**TASK TO COMPLETE**
Could you find every line in the entries below that holds the word "JSON" and copy it?

*** SOURCE DATA

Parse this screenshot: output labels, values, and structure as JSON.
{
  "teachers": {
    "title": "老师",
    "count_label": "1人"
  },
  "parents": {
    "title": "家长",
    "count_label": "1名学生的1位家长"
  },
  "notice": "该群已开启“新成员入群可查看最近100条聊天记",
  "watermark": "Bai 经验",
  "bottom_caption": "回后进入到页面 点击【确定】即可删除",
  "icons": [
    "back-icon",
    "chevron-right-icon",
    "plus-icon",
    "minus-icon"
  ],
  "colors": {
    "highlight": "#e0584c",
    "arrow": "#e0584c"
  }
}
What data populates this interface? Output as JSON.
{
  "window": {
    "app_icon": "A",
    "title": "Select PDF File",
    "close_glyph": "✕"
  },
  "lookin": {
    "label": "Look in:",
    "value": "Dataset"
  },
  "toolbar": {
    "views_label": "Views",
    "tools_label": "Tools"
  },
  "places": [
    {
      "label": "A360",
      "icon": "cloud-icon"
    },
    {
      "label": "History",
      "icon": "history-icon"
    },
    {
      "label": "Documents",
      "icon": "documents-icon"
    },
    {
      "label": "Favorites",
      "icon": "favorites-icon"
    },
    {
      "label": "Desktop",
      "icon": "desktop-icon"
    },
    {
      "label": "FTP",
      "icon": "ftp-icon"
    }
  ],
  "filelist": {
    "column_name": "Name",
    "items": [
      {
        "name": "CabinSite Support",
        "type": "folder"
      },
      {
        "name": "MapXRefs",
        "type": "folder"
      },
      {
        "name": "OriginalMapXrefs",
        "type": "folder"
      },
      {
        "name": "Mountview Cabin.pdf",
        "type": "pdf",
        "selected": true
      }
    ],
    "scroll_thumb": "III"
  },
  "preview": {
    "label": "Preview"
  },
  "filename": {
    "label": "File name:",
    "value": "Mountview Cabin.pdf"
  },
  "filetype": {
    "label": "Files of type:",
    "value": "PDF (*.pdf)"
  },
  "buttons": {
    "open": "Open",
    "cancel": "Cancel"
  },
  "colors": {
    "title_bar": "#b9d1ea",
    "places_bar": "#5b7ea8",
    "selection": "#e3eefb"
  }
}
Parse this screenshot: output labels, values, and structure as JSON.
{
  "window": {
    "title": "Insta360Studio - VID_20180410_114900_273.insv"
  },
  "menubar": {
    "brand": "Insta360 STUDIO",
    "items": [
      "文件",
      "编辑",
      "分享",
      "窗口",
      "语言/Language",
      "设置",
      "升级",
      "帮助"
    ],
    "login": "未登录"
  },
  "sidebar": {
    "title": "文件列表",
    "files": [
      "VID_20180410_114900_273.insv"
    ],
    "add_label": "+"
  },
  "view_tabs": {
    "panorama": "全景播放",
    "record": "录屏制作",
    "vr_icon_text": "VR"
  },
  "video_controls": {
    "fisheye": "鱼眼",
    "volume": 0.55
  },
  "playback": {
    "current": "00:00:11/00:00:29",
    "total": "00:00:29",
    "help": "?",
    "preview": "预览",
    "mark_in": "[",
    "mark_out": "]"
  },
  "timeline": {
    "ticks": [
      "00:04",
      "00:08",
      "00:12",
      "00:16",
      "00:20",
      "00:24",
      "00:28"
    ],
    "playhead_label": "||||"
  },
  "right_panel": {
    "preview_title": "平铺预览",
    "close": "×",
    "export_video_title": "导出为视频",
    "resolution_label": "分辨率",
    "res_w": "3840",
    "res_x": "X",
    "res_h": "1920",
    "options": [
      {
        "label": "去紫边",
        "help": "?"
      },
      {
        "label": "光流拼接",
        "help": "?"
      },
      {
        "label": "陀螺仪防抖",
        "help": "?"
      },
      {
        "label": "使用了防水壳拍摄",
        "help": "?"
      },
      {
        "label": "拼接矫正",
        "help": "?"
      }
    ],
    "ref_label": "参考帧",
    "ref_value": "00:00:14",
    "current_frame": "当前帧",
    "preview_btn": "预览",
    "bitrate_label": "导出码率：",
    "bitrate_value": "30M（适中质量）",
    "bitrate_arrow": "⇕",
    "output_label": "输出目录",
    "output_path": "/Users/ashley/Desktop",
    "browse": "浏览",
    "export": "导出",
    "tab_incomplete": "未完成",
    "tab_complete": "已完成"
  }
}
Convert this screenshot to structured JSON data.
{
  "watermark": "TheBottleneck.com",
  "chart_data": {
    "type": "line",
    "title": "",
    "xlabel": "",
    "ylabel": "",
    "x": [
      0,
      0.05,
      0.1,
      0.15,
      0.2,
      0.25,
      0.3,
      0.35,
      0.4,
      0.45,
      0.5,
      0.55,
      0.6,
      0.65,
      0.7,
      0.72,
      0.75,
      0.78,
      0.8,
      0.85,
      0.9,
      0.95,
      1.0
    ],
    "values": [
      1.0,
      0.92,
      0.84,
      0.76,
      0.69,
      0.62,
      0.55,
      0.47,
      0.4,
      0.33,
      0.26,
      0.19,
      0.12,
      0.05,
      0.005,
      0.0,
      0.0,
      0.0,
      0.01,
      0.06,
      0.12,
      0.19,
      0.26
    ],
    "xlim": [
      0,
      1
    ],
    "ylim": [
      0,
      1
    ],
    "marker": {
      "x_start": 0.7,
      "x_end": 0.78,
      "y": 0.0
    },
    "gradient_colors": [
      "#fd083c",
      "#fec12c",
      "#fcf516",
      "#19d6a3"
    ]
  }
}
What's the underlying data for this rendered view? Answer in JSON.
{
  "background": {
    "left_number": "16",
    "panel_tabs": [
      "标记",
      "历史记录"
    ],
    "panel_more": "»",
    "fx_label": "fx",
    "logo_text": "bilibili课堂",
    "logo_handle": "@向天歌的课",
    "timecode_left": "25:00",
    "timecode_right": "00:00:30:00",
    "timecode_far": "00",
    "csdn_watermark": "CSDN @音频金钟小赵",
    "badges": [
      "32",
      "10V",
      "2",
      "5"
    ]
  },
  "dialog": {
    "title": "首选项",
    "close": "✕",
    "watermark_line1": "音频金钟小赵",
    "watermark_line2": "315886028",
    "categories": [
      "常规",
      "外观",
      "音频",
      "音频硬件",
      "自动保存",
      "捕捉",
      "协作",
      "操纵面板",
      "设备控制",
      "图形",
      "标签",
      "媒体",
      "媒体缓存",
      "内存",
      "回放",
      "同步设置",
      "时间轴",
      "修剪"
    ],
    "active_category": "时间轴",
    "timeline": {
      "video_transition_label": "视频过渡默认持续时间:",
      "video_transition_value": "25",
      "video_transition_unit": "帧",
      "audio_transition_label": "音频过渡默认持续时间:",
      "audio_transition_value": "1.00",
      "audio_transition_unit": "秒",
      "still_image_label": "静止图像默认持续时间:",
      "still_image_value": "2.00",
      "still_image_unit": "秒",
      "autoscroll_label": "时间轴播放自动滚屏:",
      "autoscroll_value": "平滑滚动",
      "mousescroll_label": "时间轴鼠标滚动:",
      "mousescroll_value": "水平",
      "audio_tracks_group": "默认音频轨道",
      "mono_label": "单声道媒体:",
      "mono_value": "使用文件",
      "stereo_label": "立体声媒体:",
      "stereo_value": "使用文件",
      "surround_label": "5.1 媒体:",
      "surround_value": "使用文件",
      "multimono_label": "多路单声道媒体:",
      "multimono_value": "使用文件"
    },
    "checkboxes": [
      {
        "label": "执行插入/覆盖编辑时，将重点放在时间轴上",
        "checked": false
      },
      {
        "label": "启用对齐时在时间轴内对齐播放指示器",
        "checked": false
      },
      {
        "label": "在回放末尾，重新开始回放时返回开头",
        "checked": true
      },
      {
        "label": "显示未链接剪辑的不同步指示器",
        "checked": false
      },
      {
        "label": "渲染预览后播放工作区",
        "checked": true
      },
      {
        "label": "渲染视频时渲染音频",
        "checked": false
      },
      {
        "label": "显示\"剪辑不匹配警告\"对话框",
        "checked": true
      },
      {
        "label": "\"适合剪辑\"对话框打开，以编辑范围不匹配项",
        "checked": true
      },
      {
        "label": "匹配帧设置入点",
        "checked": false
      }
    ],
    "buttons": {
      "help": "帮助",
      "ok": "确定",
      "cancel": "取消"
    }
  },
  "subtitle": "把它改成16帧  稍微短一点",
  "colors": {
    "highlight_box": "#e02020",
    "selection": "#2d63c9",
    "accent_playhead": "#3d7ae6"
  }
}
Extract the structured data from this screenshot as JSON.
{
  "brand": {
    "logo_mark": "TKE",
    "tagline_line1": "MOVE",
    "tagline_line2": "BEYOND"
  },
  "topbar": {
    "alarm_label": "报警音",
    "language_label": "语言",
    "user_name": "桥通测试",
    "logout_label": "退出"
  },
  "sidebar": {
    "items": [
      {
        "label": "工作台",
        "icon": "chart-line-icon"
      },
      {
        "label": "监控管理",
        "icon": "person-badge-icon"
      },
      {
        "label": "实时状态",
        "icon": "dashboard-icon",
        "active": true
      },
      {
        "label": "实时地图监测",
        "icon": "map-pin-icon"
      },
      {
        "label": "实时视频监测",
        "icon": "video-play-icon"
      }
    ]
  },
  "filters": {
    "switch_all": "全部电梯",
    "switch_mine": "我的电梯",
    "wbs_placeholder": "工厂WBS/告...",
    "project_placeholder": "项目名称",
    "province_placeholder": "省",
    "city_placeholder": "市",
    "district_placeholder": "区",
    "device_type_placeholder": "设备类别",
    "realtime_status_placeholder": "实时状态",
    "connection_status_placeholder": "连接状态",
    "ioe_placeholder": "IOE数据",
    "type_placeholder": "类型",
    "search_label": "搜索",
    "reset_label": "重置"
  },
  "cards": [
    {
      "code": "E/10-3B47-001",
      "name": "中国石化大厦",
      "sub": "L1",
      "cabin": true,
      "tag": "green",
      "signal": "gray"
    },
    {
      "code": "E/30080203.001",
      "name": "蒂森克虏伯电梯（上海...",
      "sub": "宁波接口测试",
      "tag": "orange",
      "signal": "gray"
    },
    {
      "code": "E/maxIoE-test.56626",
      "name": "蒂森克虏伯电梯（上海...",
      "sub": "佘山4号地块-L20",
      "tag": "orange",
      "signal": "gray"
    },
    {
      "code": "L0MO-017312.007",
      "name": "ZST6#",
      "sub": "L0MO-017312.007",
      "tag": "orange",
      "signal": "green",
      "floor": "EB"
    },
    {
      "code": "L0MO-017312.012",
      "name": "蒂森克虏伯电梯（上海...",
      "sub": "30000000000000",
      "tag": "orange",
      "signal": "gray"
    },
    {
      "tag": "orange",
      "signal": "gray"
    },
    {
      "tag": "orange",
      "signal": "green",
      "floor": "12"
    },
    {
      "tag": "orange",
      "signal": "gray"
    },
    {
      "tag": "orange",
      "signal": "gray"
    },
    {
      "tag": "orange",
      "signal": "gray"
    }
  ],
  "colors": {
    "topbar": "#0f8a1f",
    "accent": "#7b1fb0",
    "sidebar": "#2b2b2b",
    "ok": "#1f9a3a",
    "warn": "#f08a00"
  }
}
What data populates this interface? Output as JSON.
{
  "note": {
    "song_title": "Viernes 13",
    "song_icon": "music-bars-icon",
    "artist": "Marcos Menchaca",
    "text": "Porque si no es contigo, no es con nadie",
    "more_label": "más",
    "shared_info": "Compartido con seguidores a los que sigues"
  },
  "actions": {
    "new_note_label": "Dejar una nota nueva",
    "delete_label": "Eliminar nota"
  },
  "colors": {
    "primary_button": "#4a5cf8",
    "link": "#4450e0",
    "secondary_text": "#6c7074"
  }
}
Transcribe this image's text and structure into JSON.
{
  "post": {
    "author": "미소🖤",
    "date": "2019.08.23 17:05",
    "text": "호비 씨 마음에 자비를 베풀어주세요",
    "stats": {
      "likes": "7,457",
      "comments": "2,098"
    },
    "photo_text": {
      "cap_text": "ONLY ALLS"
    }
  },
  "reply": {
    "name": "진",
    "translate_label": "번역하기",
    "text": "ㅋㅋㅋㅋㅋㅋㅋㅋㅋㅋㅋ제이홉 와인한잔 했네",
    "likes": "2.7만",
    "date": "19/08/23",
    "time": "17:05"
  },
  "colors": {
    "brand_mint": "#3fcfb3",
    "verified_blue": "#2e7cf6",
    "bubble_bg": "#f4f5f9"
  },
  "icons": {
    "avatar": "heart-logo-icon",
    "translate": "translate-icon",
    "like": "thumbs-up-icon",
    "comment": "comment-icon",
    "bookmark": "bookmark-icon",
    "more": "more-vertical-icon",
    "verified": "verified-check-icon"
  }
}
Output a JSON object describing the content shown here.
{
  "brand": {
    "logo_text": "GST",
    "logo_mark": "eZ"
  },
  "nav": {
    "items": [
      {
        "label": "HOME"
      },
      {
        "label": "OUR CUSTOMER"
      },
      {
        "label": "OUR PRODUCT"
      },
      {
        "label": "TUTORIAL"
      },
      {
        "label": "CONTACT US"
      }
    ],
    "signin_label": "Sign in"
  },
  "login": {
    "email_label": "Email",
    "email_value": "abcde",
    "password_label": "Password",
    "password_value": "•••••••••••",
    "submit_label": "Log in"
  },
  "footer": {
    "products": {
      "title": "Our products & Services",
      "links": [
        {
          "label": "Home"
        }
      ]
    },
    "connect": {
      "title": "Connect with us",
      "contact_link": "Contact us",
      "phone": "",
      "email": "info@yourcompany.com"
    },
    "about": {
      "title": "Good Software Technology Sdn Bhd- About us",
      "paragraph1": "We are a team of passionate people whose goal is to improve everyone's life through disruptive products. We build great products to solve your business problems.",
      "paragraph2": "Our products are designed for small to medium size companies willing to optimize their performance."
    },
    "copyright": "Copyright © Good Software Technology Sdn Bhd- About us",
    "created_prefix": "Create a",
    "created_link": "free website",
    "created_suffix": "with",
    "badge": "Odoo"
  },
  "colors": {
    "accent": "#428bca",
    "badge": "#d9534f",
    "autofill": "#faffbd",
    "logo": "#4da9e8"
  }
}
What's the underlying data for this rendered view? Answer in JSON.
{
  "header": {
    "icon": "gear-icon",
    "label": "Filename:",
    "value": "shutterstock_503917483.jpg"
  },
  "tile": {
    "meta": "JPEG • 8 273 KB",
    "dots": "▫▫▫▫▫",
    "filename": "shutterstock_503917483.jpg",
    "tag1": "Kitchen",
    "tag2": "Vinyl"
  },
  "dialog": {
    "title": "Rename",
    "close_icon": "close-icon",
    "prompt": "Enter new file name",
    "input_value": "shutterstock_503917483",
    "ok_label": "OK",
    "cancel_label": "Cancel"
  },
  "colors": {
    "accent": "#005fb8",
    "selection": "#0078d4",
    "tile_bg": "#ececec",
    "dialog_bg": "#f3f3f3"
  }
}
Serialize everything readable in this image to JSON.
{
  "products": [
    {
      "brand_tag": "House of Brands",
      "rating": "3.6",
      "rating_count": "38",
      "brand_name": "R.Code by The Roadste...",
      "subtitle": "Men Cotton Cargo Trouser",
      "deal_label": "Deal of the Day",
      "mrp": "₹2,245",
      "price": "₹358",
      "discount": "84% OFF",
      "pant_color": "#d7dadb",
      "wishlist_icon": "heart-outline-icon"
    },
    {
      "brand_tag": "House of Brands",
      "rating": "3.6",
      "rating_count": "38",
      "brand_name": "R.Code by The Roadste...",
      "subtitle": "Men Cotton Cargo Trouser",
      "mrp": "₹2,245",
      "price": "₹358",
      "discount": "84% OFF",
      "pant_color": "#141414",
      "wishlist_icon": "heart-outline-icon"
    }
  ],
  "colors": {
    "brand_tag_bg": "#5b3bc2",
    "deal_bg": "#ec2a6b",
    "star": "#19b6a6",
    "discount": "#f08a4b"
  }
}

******

**EXERCISE ANSWER**
Parse this screenshot: output labels, values, and structure as JSON.
What data populates this interface? Output as JSON.
Parse this screenshot: output labels, values, and structure as JSON.
Convert this screenshot to structured JSON data.
What's the underlying data for this rendered view? Answer in JSON.
Extract the structured data from this screenshot as JSON.
What data populates this interface? Output as JSON.
Transcribe this image's text and structure into JSON.
Output a JSON object describing the content shown here.
What's the underlying data for this rendered view? Answer in JSON.
Serialize everything readable in this image to JSON.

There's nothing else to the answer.